* _What is needed_
All entries below must be retyped exactly, though pictures are to be skipped.

= Beginning of Section =

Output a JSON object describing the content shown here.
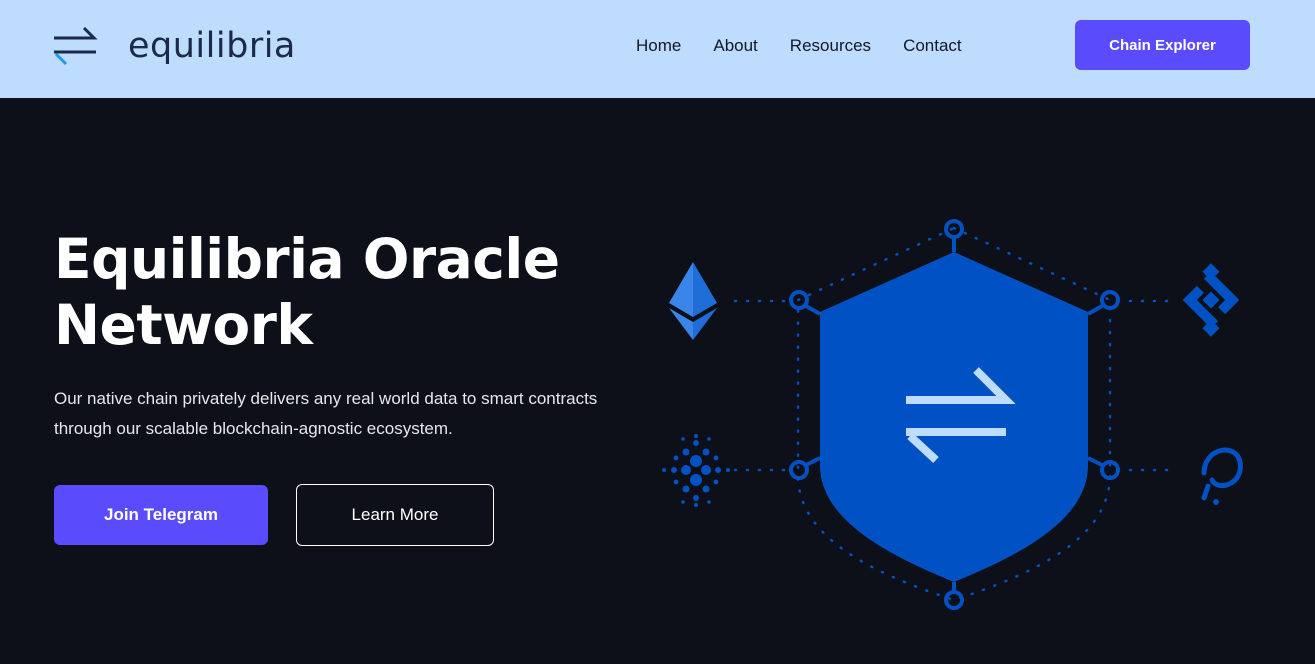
{
  "header": {
    "logo_text": "equilibria",
    "nav": [
      {
        "label": "Home"
      },
      {
        "label": "About"
      },
      {
        "label": "Resources"
      },
      {
        "label": "Contact"
      }
    ],
    "cta_label": "Chain Explorer"
  },
  "hero": {
    "title": "Equilibria Oracle Network",
    "description": "Our native chain privately delivers any real world data to smart contracts through our scalable blockchain-agnostic ecosystem.",
    "primary_button": "Join Telegram",
    "secondary_button": "Learn More"
  },
  "illustration": {
    "center_icon": "exchange-arrows-icon",
    "chains": [
      "ethereum-icon",
      "binance-icon",
      "cardano-icon",
      "polkadot-icon"
    ]
  },
  "colors": {
    "header_bg": "#bedcfe",
    "page_bg": "#0d1018",
    "accent": "#5a4cfd",
    "shield": "#0052c4"
  }
}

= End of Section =

* _Response area_
Output a JSON object describing the content shown here.
{
  "header": {
    "logo_text": "equilibria",
    "nav": [
      {
        "label": "Home"
      },
      {
        "label": "About"
      },
      {
        "label": "Resources"
      },
      {
        "label": "Contact"
      }
    ],
    "cta_label": "Chain Explorer"
  },
  "hero": {
    "title": "Equilibria Oracle Network",
    "description": "Our native chain privately delivers any real world data to smart contracts through our scalable blockchain-agnostic ecosystem.",
    "primary_button": "Join Telegram",
    "secondary_button": "Learn More"
  },
  "illustration": {
    "center_icon": "exchange-arrows-icon",
    "chains": [
      "ethereum-icon",
      "binance-icon",
      "cardano-icon",
      "polkadot-icon"
    ]
  },
  "colors": {
    "header_bg": "#bedcfe",
    "page_bg": "#0d1018",
    "accent": "#5a4cfd",
    "shield": "#0052c4"
  }
}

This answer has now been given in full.